From the entries that follow, report every line in which "Happy" occurs.

***** DATASET

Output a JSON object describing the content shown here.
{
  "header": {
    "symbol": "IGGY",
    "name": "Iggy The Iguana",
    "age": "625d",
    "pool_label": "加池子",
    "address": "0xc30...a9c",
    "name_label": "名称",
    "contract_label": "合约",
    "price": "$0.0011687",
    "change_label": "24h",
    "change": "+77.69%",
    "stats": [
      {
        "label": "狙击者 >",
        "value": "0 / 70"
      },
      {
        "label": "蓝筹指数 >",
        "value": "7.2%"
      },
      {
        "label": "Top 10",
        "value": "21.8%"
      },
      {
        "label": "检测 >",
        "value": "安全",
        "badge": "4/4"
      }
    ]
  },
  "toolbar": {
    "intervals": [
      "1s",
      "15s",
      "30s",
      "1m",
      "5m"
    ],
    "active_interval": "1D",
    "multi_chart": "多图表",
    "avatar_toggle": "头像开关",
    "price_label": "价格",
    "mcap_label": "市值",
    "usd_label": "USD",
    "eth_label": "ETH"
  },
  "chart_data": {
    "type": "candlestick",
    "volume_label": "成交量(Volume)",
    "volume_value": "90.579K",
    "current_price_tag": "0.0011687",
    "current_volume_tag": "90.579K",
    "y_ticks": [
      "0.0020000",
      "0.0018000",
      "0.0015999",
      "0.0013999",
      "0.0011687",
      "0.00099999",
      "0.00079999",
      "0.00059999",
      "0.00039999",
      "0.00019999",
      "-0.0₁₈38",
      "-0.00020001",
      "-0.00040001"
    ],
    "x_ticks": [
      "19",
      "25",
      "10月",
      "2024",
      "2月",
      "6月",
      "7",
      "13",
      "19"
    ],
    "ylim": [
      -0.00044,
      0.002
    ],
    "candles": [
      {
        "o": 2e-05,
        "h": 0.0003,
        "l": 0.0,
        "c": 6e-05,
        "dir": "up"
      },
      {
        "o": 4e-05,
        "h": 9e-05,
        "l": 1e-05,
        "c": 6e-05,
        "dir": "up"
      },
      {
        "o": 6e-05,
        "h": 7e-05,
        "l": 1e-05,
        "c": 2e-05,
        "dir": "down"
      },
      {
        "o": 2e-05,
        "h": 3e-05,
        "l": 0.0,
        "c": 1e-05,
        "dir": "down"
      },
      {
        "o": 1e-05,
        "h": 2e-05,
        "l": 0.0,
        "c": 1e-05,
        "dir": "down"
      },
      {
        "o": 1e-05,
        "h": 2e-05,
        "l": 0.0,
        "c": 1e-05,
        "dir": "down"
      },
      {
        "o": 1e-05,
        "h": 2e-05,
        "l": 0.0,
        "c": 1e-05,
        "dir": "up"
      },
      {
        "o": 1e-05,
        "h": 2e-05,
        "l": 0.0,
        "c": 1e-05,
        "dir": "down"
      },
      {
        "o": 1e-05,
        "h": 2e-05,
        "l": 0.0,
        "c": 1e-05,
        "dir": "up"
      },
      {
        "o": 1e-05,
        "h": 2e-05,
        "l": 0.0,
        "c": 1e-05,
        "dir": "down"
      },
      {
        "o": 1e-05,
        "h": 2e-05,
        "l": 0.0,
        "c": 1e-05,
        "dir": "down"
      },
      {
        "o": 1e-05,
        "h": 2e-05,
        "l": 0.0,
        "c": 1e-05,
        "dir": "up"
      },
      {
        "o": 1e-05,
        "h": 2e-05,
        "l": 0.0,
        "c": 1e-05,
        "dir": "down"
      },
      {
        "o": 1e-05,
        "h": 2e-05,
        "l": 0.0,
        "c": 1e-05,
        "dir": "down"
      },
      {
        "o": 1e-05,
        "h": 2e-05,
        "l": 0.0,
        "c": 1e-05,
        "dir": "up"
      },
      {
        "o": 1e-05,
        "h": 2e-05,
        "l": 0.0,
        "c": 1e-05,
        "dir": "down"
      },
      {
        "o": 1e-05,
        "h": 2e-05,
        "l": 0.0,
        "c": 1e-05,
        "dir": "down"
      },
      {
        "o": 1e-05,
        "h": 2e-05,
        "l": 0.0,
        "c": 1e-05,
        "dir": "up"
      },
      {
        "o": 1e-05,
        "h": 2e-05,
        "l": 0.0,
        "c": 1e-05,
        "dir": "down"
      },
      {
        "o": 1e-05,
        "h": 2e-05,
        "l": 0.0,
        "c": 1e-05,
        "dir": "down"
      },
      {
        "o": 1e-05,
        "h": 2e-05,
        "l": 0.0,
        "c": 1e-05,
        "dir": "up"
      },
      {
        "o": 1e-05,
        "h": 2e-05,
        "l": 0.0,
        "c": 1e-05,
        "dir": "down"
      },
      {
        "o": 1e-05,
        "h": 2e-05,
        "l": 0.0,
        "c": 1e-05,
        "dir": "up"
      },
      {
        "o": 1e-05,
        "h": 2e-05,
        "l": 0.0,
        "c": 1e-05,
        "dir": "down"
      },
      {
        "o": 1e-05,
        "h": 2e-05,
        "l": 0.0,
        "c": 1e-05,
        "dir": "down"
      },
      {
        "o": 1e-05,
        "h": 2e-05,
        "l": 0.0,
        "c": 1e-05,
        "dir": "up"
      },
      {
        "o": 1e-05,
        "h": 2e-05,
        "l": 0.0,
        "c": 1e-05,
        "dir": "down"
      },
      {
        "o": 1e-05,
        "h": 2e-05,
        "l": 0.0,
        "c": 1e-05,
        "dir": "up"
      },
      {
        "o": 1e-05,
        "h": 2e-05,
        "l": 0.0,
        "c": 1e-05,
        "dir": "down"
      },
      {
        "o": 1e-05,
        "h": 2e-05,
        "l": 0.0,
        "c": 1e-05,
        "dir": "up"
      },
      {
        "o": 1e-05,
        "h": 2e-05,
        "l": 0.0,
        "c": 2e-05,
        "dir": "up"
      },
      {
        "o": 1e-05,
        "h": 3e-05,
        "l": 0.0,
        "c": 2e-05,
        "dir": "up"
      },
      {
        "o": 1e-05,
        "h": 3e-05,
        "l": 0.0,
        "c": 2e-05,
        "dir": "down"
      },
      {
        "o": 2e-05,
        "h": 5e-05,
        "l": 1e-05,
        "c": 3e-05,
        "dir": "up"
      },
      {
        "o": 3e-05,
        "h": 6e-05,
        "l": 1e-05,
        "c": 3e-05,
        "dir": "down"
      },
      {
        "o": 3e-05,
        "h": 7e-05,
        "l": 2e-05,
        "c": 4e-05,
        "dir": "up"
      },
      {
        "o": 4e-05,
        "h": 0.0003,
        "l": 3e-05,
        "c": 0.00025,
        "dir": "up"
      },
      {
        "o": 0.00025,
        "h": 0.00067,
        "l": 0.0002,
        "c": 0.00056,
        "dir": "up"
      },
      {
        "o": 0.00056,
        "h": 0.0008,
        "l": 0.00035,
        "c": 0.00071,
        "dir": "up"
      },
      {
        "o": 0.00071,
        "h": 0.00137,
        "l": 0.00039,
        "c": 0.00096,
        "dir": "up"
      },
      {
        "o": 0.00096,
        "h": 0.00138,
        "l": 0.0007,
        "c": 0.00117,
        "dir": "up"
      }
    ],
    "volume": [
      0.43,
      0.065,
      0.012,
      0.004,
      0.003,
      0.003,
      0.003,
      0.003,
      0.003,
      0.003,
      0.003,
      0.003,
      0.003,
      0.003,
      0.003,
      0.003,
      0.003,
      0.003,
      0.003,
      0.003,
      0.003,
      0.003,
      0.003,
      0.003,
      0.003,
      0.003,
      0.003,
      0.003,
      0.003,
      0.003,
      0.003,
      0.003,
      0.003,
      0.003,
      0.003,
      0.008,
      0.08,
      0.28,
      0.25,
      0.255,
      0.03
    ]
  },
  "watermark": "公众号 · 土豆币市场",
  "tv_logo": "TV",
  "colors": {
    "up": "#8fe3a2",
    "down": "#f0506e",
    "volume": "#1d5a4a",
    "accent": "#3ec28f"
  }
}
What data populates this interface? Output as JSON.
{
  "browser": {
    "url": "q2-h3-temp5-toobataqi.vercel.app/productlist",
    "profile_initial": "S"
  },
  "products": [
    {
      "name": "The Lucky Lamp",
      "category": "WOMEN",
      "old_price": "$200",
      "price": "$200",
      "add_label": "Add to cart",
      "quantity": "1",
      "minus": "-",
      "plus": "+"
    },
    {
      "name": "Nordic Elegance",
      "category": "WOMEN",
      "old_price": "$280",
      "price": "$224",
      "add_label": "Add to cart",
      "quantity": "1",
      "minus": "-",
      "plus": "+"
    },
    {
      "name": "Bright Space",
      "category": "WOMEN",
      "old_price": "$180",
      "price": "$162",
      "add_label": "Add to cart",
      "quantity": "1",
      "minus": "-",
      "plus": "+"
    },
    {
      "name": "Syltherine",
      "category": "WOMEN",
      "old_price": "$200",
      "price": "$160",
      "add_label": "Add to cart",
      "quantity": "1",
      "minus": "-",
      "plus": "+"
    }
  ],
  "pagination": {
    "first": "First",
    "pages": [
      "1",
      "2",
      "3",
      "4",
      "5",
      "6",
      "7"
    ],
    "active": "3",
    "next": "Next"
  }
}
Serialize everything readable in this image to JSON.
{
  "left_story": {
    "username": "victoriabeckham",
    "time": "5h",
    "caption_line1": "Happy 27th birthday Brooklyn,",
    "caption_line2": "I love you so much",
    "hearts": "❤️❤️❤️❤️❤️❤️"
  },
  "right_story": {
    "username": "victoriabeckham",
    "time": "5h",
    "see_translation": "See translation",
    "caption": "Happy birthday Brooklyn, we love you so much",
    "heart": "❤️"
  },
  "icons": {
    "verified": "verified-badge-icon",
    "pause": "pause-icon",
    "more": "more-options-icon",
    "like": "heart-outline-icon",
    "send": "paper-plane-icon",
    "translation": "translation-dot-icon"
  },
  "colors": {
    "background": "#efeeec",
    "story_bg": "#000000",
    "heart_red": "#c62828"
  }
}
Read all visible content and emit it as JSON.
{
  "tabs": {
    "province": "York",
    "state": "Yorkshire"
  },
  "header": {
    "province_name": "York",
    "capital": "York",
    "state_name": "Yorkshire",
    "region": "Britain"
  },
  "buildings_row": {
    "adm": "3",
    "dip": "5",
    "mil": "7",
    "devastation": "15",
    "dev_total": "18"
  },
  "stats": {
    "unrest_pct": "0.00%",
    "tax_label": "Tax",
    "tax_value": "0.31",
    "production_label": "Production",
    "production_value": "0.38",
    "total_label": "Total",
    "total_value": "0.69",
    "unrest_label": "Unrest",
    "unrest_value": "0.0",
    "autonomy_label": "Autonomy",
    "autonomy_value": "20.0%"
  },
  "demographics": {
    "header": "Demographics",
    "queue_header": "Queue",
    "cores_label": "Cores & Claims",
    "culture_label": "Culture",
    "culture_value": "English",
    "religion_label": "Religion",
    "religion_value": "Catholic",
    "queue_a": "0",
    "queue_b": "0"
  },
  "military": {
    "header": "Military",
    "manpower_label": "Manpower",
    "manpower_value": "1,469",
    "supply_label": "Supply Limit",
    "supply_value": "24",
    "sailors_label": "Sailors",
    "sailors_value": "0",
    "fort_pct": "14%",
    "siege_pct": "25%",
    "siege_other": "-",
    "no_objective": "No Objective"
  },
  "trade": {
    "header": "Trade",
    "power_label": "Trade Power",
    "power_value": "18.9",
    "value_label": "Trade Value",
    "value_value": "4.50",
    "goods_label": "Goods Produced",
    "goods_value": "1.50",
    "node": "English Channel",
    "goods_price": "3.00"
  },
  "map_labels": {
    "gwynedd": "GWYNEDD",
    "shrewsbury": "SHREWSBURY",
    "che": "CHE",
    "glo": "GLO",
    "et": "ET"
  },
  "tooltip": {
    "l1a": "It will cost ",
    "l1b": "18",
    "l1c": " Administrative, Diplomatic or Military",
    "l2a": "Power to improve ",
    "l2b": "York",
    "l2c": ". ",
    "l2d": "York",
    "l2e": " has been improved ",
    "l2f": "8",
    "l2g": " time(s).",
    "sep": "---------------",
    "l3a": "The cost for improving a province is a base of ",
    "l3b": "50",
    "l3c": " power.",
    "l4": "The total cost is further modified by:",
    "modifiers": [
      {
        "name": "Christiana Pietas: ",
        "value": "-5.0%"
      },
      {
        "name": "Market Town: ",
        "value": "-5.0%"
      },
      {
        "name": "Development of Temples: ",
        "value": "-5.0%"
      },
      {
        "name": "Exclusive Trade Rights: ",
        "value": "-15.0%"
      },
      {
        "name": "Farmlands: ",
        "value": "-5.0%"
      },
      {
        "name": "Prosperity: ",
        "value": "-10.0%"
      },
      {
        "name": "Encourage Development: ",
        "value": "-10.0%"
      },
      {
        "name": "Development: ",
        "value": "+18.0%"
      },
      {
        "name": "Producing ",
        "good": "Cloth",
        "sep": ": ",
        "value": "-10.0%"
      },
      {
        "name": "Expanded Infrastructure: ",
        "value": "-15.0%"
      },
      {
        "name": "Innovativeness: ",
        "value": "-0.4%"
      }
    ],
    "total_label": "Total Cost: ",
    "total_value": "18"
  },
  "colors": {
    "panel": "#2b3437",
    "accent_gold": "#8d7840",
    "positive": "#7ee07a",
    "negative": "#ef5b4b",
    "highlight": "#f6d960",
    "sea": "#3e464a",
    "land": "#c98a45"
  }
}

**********

WRITTEN ANSWER:
    "caption_line1": "Happy 27th birthday Brooklyn,",
    "caption": "Happy birthday Brooklyn, we love you so much",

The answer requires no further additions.